**Your assignment:** Write the entries below out again without a single difference.

**Provided information:**
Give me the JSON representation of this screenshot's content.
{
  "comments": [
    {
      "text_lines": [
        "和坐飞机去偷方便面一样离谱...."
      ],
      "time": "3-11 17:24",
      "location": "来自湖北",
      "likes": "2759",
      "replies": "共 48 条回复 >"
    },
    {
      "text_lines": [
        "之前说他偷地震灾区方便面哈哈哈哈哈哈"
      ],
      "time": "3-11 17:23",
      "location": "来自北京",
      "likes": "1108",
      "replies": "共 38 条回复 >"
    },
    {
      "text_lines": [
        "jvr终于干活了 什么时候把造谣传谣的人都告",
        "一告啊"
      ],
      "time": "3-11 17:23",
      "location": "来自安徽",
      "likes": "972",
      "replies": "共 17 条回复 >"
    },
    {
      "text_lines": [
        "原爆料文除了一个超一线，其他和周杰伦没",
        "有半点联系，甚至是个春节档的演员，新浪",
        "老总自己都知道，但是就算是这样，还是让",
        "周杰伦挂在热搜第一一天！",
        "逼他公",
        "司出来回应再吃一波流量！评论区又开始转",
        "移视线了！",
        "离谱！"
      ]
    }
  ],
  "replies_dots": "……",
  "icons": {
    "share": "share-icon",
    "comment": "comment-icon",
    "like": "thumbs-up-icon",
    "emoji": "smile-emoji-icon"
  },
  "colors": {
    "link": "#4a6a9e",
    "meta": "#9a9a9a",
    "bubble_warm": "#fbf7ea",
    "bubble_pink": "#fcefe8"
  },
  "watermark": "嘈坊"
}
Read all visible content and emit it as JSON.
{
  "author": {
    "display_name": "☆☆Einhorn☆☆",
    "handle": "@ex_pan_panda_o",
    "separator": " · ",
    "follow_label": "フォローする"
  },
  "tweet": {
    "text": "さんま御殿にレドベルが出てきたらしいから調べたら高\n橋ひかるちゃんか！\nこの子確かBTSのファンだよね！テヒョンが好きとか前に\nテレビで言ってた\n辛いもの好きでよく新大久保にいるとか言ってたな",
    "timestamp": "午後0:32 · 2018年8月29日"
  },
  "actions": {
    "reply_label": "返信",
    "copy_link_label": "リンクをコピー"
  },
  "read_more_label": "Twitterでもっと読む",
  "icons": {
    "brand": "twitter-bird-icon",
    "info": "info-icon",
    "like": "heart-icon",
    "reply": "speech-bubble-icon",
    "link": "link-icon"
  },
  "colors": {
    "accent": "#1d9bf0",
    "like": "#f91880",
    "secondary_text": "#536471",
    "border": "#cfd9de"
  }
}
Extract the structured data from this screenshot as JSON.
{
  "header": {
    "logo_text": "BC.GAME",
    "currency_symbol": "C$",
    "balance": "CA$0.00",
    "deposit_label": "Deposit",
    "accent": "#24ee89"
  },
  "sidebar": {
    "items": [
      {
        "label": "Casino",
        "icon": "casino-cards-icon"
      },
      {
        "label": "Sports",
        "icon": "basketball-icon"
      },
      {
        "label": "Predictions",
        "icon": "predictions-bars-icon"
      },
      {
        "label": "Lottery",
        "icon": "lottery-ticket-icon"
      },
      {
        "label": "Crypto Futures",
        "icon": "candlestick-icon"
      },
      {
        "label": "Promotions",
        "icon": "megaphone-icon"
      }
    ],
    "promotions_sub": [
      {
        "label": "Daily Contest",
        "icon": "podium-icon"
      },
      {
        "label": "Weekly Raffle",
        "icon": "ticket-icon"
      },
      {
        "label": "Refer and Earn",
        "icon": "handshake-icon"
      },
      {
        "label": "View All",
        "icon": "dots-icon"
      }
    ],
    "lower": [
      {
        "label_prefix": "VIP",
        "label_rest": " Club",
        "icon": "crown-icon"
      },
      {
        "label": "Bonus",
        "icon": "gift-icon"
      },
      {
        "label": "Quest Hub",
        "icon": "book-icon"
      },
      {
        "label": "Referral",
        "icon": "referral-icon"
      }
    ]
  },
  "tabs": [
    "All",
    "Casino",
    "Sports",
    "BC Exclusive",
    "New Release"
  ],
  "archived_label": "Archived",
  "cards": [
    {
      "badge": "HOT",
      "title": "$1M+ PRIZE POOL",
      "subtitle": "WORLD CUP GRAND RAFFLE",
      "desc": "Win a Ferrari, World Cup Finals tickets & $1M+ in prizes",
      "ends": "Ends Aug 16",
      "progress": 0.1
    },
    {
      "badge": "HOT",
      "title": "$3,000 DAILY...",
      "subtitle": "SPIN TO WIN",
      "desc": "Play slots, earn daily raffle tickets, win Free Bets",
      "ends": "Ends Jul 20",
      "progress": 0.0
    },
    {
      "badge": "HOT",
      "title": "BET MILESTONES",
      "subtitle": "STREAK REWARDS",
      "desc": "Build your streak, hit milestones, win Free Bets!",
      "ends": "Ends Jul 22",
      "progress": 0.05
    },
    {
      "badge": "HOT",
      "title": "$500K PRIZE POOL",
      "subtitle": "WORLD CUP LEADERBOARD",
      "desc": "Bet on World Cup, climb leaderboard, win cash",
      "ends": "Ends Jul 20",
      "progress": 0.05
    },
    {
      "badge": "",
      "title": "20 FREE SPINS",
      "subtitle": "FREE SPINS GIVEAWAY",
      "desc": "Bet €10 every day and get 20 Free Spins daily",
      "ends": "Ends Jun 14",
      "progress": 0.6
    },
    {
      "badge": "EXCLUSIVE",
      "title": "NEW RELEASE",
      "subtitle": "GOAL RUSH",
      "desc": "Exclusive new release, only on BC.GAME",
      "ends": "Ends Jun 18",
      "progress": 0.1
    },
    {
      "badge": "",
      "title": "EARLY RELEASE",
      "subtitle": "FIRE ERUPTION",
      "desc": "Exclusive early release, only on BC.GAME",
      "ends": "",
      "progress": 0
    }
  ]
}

**Your response:**
Give me the JSON representation of this screenshot's content.
{
  "comments": [
    {
      "text_lines": [
        "和坐飞机去偷方便面一样离谱...."
      ],
      "time": "3-11 17:24",
      "location": "来自湖北",
      "likes": "2759",
      "replies": "共 48 条回复 >"
    },
    {
      "text_lines": [
        "之前说他偷地震灾区方便面哈哈哈哈哈哈"
      ],
      "time": "3-11 17:23",
      "location": "来自北京",
      "likes": "1108",
      "replies": "共 38 条回复 >"
    },
    {
      "text_lines": [
        "jvr终于干活了 什么时候把造谣传谣的人都告",
        "一告啊"
      ],
      "time": "3-11 17:23",
      "location": "来自安徽",
      "likes": "972",
      "replies": "共 17 条回复 >"
    },
    {
      "text_lines": [
        "原爆料文除了一个超一线，其他和周杰伦没",
        "有半点联系，甚至是个春节档的演员，新浪",
        "老总自己都知道，但是就算是这样，还是让",
        "周杰伦挂在热搜第一一天！",
        "逼他公",
        "司出来回应再吃一波流量！评论区又开始转",
        "移视线了！",
        "离谱！"
      ]
    }
  ],
  "replies_dots": "……",
  "icons": {
    "share": "share-icon",
    "comment": "comment-icon",
    "like": "thumbs-up-icon",
    "emoji": "smile-emoji-icon"
  },
  "colors": {
    "link": "#4a6a9e",
    "meta": "#9a9a9a",
    "bubble_warm": "#fbf7ea",
    "bubble_pink": "#fcefe8"
  },
  "watermark": "嘈坊"
}
Read all visible content and emit it as JSON.
{
  "author": {
    "display_name": "☆☆Einhorn☆☆",
    "handle": "@ex_pan_panda_o",
    "separator": " · ",
    "follow_label": "フォローする"
  },
  "tweet": {
    "text": "さんま御殿にレドベルが出てきたらしいから調べたら高\n橋ひかるちゃんか！\nこの子確かBTSのファンだよね！テヒョンが好きとか前に\nテレビで言ってた\n辛いもの好きでよく新大久保にいるとか言ってたな",
    "timestamp": "午後0:32 · 2018年8月29日"
  },
  "actions": {
    "reply_label": "返信",
    "copy_link_label": "リンクをコピー"
  },
  "read_more_label": "Twitterでもっと読む",
  "icons": {
    "brand": "twitter-bird-icon",
    "info": "info-icon",
    "like": "heart-icon",
    "reply": "speech-bubble-icon",
    "link": "link-icon"
  },
  "colors": {
    "accent": "#1d9bf0",
    "like": "#f91880",
    "secondary_text": "#536471",
    "border": "#cfd9de"
  }
}
Extract the structured data from this screenshot as JSON.
{
  "header": {
    "logo_text": "BC.GAME",
    "currency_symbol": "C$",
    "balance": "CA$0.00",
    "deposit_label": "Deposit",
    "accent": "#24ee89"
  },
  "sidebar": {
    "items": [
      {
        "label": "Casino",
        "icon": "casino-cards-icon"
      },
      {
        "label": "Sports",
        "icon": "basketball-icon"
      },
      {
        "label": "Predictions",
        "icon": "predictions-bars-icon"
      },
      {
        "label": "Lottery",
        "icon": "lottery-ticket-icon"
      },
      {
        "label": "Crypto Futures",
        "icon": "candlestick-icon"
      },
      {
        "label": "Promotions",
        "icon": "megaphone-icon"
      }
    ],
    "promotions_sub": [
      {
        "label": "Daily Contest",
        "icon": "podium-icon"
      },
      {
        "label": "Weekly Raffle",
        "icon": "ticket-icon"
      },
      {
        "label": "Refer and Earn",
        "icon": "handshake-icon"
      },
      {
        "label": "View All",
        "icon": "dots-icon"
      }
    ],
    "lower": [
      {
        "label_prefix": "VIP",
        "label_rest": " Club",
        "icon": "crown-icon"
      },
      {
        "label": "Bonus",
        "icon": "gift-icon"
      },
      {
        "label": "Quest Hub",
        "icon": "book-icon"
      },
      {
        "label": "Referral",
        "icon": "referral-icon"
      }
    ]
  },
  "tabs": [
    "All",
    "Casino",
    "Sports",
    "BC Exclusive",
    "New Release"
  ],
  "archived_label": "Archived",
  "cards": [
    {
      "badge": "HOT",
      "title": "$1M+ PRIZE POOL",
      "subtitle": "WORLD CUP GRAND RAFFLE",
      "desc": "Win a Ferrari, World Cup Finals tickets & $1M+ in prizes",
      "ends": "Ends Aug 16",
      "progress": 0.1
    },
    {
      "badge": "HOT",
      "title": "$3,000 DAILY...",
      "subtitle": "SPIN TO WIN",
      "desc": "Play slots, earn daily raffle tickets, win Free Bets",
      "ends": "Ends Jul 20",
      "progress": 0.0
    },
    {
      "badge": "HOT",
      "title": "BET MILESTONES",
      "subtitle": "STREAK REWARDS",
      "desc": "Build your streak, hit milestones, win Free Bets!",
      "ends": "Ends Jul 22",
      "progress": 0.05
    },
    {
      "badge": "HOT",
      "title": "$500K PRIZE POOL",
      "subtitle": "WORLD CUP LEADERBOARD",
      "desc": "Bet on World Cup, climb leaderboard, win cash",
      "ends": "Ends Jul 20",
      "progress": 0.05
    },
    {
      "badge": "",
      "title": "20 FREE SPINS",
      "subtitle": "FREE SPINS GIVEAWAY",
      "desc": "Bet €10 every day and get 20 Free Spins daily",
      "ends": "Ends Jun 14",
      "progress": 0.6
    },
    {
      "badge": "EXCLUSIVE",
      "title": "NEW RELEASE",
      "subtitle": "GOAL RUSH",
      "desc": "Exclusive new release, only on BC.GAME",
      "ends": "Ends Jun 18",
      "progress": 0.1
    },
    {
      "badge": "",
      "title": "EARLY RELEASE",
      "subtitle": "FIRE ERUPTION",
      "desc": "Exclusive early release, only on BC.GAME",
      "ends": "",
      "progress": 0
    }
  ]
}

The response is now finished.